-------- RAW DATA --------
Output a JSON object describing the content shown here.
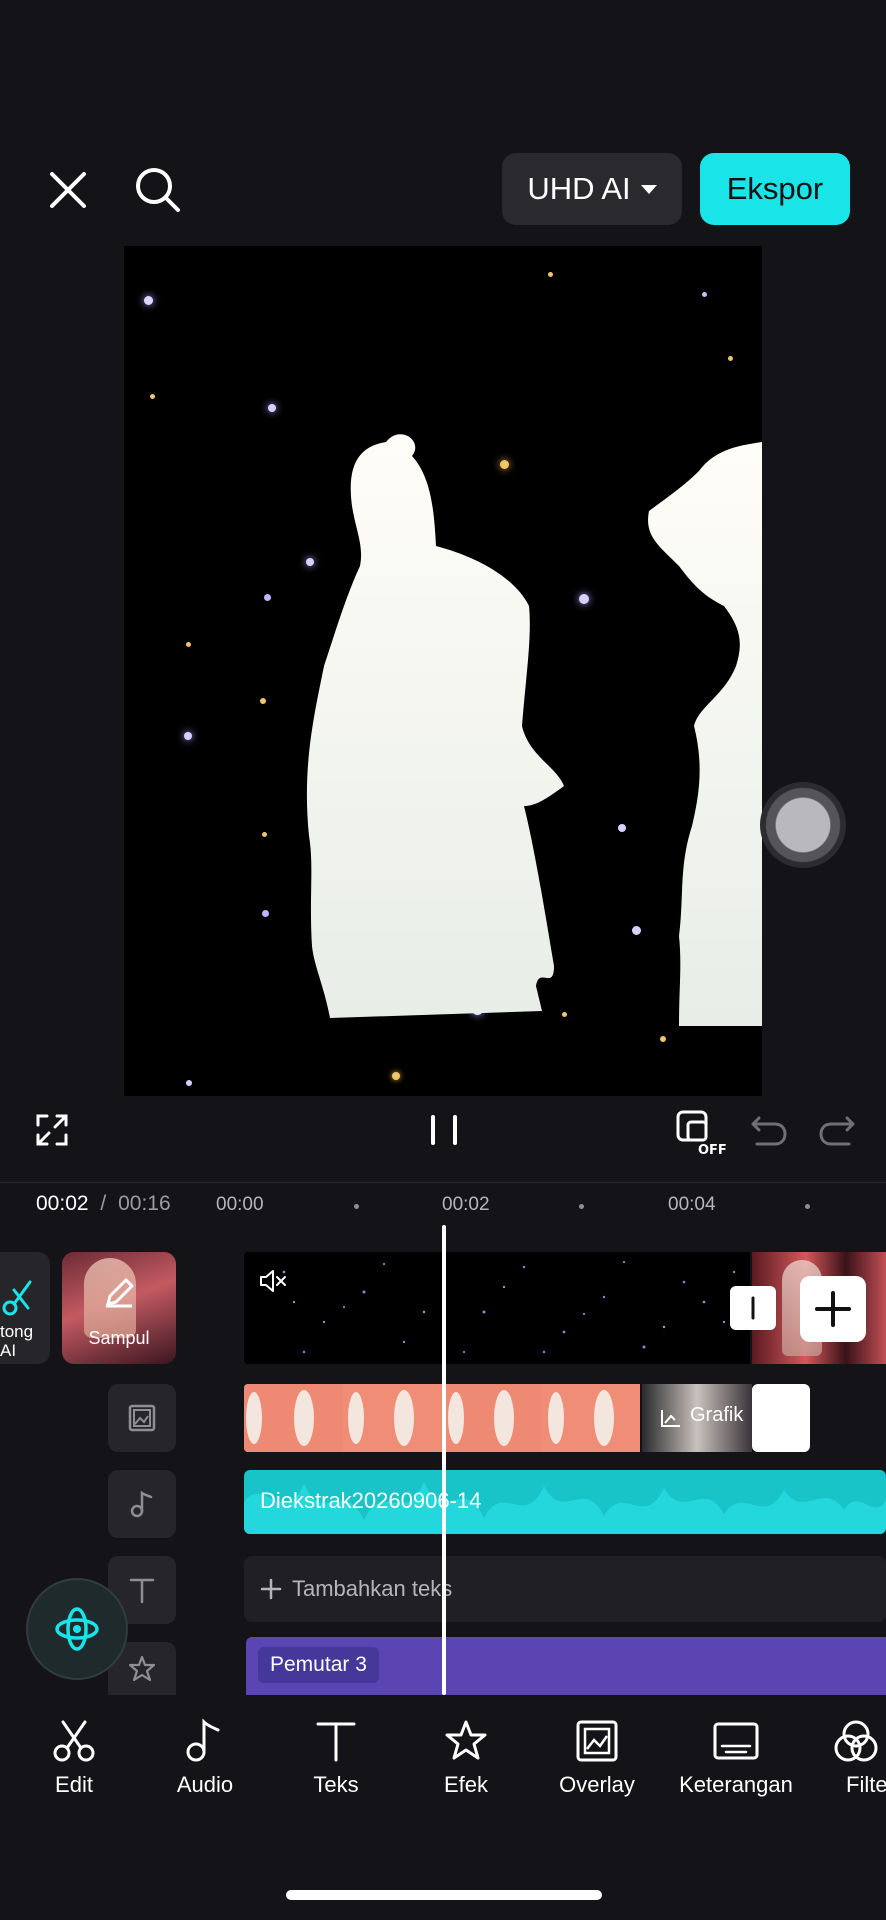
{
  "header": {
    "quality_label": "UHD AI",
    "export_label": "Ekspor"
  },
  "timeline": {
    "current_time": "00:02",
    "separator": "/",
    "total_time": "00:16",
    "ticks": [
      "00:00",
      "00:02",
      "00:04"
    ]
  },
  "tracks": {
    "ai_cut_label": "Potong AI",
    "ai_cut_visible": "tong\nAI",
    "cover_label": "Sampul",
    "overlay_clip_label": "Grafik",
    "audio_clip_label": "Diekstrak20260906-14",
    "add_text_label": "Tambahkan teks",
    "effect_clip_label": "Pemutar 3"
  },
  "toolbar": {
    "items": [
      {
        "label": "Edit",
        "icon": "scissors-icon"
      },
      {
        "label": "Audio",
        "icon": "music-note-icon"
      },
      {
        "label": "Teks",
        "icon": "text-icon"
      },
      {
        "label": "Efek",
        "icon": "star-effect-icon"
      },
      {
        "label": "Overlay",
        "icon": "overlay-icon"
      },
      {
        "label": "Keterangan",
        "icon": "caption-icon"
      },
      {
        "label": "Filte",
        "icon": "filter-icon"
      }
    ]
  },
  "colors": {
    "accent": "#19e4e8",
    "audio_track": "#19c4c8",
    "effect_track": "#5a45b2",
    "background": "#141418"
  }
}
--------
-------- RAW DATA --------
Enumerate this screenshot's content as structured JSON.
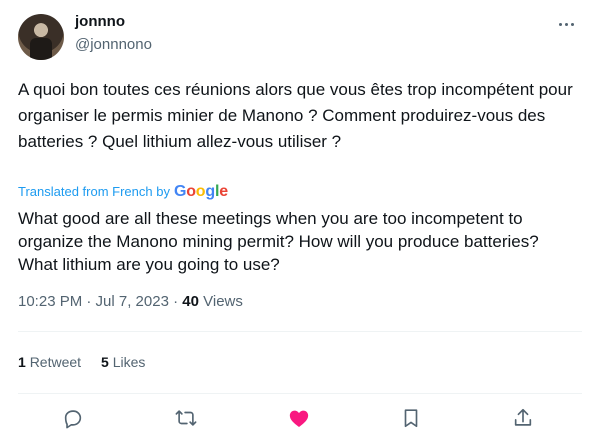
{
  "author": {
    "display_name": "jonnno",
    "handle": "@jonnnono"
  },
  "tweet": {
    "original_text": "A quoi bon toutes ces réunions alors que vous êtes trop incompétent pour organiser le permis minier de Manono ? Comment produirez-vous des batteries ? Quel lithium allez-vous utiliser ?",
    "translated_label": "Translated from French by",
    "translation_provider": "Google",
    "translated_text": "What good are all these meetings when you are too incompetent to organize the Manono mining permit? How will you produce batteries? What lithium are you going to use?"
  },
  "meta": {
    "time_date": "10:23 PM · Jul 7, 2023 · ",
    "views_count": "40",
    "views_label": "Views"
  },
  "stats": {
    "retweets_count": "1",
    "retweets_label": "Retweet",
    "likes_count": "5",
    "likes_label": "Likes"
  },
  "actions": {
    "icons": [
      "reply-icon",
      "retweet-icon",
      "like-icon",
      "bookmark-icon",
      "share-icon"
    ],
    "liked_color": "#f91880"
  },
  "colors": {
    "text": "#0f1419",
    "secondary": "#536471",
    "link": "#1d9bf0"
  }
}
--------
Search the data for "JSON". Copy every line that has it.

▶ **RESPONSE TO THIS TASK**:
Output a JSON object describing the content shown here.
Enumerate this screenshot's content as structured JSON.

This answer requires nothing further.